··· Dataset ···
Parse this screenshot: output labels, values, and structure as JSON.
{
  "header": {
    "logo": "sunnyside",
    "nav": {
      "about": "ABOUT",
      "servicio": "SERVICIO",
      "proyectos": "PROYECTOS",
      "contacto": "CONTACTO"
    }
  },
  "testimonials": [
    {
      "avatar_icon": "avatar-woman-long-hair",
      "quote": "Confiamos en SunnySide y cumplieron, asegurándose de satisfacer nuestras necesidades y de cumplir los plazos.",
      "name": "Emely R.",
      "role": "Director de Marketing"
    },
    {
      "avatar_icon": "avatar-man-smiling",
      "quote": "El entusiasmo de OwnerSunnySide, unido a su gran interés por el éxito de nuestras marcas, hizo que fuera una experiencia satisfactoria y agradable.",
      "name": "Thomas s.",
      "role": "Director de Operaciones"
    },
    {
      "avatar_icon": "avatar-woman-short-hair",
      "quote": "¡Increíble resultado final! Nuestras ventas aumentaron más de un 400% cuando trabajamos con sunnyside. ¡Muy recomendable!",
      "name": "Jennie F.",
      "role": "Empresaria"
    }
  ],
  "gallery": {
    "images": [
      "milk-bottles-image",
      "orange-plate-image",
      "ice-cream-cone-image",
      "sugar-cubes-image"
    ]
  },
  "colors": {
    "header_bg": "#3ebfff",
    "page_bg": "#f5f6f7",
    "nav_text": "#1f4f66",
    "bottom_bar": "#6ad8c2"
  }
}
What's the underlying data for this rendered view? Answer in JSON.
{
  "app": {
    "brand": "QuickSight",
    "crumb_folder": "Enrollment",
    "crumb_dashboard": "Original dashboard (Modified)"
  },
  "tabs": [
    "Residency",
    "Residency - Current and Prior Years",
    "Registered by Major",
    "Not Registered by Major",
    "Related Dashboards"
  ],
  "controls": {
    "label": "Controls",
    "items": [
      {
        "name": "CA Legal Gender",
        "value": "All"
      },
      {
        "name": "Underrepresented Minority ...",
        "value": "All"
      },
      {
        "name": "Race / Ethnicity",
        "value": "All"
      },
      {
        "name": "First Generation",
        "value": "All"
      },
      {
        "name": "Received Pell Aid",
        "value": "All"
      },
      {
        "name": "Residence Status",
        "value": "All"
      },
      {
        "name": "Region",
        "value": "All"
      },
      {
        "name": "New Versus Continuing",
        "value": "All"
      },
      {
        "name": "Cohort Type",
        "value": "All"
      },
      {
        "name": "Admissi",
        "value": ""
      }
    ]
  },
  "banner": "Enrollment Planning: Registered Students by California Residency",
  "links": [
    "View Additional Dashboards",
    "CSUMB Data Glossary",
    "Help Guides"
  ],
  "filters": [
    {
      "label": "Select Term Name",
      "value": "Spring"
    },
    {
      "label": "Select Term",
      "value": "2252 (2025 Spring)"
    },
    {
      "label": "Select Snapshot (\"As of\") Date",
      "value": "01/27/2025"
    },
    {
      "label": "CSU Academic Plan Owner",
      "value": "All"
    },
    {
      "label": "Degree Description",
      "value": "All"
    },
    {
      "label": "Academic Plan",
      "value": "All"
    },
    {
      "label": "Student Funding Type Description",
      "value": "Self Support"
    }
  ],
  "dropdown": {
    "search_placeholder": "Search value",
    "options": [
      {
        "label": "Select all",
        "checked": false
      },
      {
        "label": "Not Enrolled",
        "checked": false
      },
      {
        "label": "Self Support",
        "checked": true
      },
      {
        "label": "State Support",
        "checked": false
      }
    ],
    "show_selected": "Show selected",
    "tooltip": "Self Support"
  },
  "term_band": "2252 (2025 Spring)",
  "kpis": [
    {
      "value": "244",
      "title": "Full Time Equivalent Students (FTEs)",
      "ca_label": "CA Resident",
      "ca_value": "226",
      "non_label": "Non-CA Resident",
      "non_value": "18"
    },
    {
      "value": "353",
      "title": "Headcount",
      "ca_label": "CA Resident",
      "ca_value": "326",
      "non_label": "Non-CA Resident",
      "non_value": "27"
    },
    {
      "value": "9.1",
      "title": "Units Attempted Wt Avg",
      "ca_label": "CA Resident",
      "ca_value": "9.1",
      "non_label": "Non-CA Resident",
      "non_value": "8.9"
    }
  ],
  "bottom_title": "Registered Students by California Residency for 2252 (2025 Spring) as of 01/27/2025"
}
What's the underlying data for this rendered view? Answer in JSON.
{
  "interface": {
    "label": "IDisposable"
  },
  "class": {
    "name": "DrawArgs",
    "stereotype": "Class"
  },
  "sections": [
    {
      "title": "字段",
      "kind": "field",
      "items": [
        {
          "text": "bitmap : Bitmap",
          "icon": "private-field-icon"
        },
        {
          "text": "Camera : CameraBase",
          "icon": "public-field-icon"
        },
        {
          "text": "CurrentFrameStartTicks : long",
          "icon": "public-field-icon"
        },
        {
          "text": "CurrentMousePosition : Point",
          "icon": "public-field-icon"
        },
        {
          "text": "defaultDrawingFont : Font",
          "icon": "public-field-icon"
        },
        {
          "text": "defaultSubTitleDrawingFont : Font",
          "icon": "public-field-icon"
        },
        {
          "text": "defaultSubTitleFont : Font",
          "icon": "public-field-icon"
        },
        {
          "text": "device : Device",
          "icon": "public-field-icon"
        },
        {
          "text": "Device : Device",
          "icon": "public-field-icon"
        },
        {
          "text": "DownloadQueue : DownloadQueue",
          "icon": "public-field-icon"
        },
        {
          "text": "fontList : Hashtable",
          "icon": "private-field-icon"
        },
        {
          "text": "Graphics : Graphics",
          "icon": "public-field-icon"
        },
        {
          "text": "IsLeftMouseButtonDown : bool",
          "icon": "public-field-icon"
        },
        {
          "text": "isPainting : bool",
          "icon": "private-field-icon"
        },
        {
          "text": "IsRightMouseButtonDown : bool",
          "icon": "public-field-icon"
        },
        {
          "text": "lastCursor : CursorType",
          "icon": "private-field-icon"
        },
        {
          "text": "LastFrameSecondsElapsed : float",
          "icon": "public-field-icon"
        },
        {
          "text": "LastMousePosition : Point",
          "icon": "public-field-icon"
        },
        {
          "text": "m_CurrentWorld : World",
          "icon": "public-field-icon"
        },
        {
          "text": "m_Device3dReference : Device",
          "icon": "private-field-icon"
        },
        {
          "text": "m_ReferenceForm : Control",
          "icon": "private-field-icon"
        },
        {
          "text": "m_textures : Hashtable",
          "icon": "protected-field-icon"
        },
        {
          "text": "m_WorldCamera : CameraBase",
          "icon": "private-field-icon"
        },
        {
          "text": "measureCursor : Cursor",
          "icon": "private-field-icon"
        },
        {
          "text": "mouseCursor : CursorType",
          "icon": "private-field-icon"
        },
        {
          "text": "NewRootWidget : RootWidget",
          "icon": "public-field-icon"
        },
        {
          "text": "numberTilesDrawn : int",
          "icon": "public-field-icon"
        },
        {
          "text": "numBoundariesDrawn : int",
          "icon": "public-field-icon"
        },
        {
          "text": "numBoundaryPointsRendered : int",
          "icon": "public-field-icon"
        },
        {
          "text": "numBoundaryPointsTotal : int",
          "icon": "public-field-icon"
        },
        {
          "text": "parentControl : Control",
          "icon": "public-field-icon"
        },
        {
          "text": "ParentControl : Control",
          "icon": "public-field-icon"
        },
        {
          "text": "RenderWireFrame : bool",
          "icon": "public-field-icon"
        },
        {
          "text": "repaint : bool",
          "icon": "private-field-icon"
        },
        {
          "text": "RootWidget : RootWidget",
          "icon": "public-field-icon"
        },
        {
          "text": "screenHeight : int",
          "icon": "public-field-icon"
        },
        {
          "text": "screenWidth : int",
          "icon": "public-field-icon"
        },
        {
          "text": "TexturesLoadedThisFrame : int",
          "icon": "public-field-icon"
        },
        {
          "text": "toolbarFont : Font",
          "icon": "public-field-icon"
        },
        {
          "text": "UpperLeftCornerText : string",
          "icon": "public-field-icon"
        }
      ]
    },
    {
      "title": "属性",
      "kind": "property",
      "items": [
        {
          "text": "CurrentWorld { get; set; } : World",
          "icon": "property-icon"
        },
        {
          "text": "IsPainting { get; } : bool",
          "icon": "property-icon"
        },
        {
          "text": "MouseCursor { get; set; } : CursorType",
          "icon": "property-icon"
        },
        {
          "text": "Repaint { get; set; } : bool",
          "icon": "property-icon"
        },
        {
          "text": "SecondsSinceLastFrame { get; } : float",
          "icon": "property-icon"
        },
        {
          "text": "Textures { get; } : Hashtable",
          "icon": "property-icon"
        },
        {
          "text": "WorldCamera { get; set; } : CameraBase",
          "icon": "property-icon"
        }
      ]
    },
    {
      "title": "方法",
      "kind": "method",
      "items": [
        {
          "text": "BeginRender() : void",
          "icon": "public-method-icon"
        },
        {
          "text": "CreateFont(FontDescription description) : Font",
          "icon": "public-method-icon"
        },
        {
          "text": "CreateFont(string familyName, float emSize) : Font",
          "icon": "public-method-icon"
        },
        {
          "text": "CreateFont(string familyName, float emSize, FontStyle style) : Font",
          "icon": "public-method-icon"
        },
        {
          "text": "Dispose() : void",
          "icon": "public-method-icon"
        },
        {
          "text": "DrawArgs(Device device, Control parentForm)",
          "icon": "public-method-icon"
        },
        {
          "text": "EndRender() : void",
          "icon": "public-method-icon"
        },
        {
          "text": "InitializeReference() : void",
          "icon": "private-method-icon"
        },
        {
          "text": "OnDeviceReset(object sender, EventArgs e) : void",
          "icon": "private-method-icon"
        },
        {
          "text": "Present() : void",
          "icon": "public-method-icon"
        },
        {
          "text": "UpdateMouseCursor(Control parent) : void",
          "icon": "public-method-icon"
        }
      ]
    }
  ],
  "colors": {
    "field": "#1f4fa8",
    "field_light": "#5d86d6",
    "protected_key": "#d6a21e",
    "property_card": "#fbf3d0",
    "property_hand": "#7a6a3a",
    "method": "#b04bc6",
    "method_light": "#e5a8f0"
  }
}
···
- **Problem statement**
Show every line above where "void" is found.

- **Final answer**
          "text": "BeginRender() : void",
          "text": "Dispose() : void",
          "text": "EndRender() : void",
          "text": "InitializeReference() : void",
          "text": "OnDeviceReset(object sender, EventArgs e) : void",
          "text": "Present() : void",
          "text": "UpdateMouseCursor(Control parent) : void",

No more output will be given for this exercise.